I don’t want to advocate violence—yes, this is a blog about professional football…why do you ask?—but I would have been totally supportive of James Harrison pulling the Patrick Swayze, rip-out-the-dude’s-jugular move from Road House on Dalton after that play. The only silver lining was that Dalton acknowledged his greed post-game, so maybe he won’t make a similarly stupid play again in the future. One can only hope.
3. Dre Kirkpatrick
The much-maligned (and targeted in pass defense) Dr. Dre scored some redemption yesterday, picking off two Joe Flacco passes in the fourth quarter. The second put the game out of reach when he returned it 21 yards for a touchdown to stretch the Bengals’ lead to 34-17—not to mention that it more than made up for the first one, a deep floater on fourth down that Dre should have simply batted to the turf, something he clearly didn’t even consider until the cameras caught a coach explaining it to him on the sidelines after the fact. (But c’mon, the guy was in the right spot and made a positive play, so it’s tough to complain.) A big game like this to close out the season can be huge for his confidence moving forward in his career.
4. Chris Crocker
The ageless wonder was responsible for the first of Flacco’s three fourth-quarter INTs, making a heads-up snag on a tipped ball that lead to a two-score lead for the Bengals. I don’t know what mythical fountain of youth Chris Crocker has discovered these past few seasons, but I hope it keeps flowing a little while longer.

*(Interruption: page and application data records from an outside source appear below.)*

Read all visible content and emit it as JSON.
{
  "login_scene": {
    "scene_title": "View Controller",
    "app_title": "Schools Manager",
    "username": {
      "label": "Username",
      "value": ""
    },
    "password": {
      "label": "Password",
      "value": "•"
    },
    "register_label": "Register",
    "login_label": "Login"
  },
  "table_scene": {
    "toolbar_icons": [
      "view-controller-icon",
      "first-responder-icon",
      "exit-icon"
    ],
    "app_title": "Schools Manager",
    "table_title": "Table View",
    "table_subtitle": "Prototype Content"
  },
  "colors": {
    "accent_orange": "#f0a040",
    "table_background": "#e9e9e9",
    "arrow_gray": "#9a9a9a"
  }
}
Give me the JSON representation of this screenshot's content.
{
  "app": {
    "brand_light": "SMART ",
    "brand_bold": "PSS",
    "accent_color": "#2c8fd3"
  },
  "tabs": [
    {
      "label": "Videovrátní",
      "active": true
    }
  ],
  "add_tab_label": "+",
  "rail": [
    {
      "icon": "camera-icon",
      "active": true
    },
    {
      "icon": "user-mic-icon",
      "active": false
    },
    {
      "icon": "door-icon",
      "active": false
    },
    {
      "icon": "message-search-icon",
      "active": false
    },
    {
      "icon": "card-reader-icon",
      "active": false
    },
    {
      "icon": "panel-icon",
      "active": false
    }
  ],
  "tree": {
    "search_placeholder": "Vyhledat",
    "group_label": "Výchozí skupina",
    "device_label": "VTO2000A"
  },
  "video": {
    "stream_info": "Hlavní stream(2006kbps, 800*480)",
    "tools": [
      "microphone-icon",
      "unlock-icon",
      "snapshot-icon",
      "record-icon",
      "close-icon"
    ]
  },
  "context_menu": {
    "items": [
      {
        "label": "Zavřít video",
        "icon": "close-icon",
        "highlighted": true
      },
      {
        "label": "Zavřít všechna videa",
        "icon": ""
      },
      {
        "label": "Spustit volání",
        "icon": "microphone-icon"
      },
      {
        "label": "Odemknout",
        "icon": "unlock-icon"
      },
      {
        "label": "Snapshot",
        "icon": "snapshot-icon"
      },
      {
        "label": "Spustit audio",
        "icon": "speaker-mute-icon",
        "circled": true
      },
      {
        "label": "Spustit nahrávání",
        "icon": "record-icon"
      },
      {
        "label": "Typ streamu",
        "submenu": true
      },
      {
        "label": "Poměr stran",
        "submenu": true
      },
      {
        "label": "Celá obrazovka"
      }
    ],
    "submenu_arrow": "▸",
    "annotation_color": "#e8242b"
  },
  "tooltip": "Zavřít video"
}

5. Pittsburgh Steelers
I try my best not to be a vindictive, petty person. Reveling in the failings, shortcomings, and misfortunes of others is never a becoming characteristic. We all get humbled before God. And yet, seeing the Steelers miss out on a playoff berth—under questionable circumstances, no less—was a perfect cap to an overall good day for the Bengals. We’ll see if the irony of the Bengals and their fans rooting for their opponent (the Chargers) comes back to haunt the men in stripes, but for now, it’s a beautiful thing knowing the Steelers are done for the season. Or at least it would be, if I were a vindictive, petty person.
The Most Honorable of Honorable Mentions
There aren’t enough good things that can be said about Andrew Whitworth and the contributions he’s had this season. Aside from being a constant, steady, and respected leader in the locker room, his mid-season transition from Pro Bowl-caliber left tackle to Pro Bowl-caliber left guard—a clearly selfless and downplayed move for the betterment of the club—really set the tone for the team down the stretch. As Pro Football Focus notes, Whitworth finished the season grading in the Top 15 in both position groups and has been somewhat of a revelation since bouncing inside to guard. He provides a versatility, toughness, and resiliency that the team seems to embody on the field, not to mention his overwhelmingly positive influence off of it. And one more time, just for good measure…
(via Cincy Jungle)